The group and their managers had no doubt how to sell it — play it, sing it, get it heard. Which is exactly what they did, at a performing showcase for deejays in Los Angeles. The deejays loved what they heard, and asked for a record to promote, and the managers duly provided them with "Papa-Oom-Mow-Mow." It spread across the Los Angeles airwaves, and out from there to California, and suddenly there was no decision to be made about marketing the song — it sold itself, and all Liberty had to do was ship them, the song did the rest. One of the reasons for its appeal was that yes, it was a nonsense song, but the members sang it with such spirit and élan, that it wasn't a "guilty pleasure" or an embarrassing novelty record — it was silly, but it was also viscerally exciting like the very best R&B dance records, and sung that way. Like an amazing number of other "novelty" singles — "Rudolph the Red Nosed Reindeer", "Short Shorts," and "Papa-Oom-Mow-Mow's distant successor, "Na Na Hey Hey (Kiss Him Goodbye)," it was cut initially as a joke, an after-thought, at the end of a session, and worked its way into the vernacular infectiously.

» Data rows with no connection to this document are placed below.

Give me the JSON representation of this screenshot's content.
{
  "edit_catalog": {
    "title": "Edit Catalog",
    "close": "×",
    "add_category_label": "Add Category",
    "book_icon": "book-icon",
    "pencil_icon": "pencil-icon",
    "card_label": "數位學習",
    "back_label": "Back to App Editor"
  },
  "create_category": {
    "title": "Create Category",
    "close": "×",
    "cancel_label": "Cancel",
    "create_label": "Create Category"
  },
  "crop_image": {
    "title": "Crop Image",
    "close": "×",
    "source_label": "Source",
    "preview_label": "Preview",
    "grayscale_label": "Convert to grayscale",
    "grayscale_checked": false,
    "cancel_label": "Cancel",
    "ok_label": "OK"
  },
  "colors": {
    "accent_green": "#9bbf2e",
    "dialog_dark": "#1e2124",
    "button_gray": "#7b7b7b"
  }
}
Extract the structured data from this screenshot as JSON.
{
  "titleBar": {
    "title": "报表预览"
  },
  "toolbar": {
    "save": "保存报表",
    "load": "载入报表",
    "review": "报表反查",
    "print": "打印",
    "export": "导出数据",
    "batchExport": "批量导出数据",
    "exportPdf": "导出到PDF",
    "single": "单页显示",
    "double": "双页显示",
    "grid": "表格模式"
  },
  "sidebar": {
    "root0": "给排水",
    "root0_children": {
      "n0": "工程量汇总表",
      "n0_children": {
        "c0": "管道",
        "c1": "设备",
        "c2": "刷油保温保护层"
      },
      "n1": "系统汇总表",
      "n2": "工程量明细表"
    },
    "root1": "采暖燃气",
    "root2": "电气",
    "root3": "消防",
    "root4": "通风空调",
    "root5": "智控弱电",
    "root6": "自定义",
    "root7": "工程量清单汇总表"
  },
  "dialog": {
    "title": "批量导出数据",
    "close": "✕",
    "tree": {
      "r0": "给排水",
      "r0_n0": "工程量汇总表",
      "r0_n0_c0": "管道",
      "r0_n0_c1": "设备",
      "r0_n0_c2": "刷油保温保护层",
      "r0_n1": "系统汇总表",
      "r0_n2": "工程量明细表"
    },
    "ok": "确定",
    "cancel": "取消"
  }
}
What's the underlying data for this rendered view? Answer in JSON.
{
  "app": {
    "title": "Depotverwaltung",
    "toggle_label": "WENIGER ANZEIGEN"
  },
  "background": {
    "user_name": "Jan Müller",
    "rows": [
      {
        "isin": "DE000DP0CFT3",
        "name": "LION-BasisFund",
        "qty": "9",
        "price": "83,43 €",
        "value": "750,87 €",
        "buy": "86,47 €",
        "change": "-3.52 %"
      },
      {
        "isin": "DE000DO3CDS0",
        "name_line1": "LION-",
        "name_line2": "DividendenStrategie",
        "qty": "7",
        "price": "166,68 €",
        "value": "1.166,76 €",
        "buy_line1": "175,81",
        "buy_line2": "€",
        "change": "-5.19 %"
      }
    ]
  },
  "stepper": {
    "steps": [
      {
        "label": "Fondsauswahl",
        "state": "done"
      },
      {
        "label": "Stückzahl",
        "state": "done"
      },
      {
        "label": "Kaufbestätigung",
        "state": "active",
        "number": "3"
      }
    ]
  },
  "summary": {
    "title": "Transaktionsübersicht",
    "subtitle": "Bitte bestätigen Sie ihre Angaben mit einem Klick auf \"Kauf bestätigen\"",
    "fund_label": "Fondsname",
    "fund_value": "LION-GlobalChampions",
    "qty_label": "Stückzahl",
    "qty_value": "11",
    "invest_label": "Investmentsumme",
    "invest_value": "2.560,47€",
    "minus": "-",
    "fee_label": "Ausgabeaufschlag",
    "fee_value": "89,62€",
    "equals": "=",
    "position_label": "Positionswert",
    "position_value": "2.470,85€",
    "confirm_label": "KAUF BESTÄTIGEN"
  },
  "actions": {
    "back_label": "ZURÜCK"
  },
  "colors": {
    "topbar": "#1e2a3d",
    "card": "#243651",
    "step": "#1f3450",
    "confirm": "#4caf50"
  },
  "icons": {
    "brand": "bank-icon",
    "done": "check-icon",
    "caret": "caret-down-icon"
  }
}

An album followed, entitled Doin' the Bird, in late 1962, that the group wasn't too happy about, and a follow-up single, "Mama-Oom-Mow-Mow," but not before "Kickapoo Joy Juice" interrupted their momentum. They followed with up with "The Bird's the Word," which capitalized on the first two records on that theme, and then "The Shaky Bird." They rode the crest of a wave for a year, into the second half of 1963. By that time, a Minneapolis-based surf band called the Trashmen co-opted the boom started by the Rivingtons, combining their first and third Liberty singles into a composite work entitled "Surfin' Bird," pushing the beat into warp nine and rocketing them to the Top Ten and linking the Rivingtons forever to the tail-end of the surf music craze and also, to an extent, displacing the originals — by the time the Ramones began playing it a decade or so later, it was already a standard piece of punk band repertory. The Rivingtons kept making good records but never found a replacement for the "bird" craze around which to wrap their work. "Cherry" was a straight R&B ballad, and "Weejee Walk," which closed out their Liberty career, was an attempt at another dance piece. The group bounced around some more, between Reprise Records and Adam Ross's own label, and Columbia Records, before forming their own label, Quan, in 1967. They were Carlos & the Rivingtons at one point, and in 1973, amid the oldies craze, they did an updated version of "Papa-Oom-Mow-Mow." Carl White, who passed away at the end of the decade, was succeeded by Andrew Butler, and as of the early 1990s, a version of the Rivingtons was still performing. In 1991, EMI Records, which had acquired the Liberty library, issued Liberty Years, a 23-song compilation of the group's Liberty sides. It's glorious, a magnificent collection of stunning vocals, and as priceless and essential a body of music as the best work of Bo Diddley, Johnny Otis, or any other foundation rockers you care to name.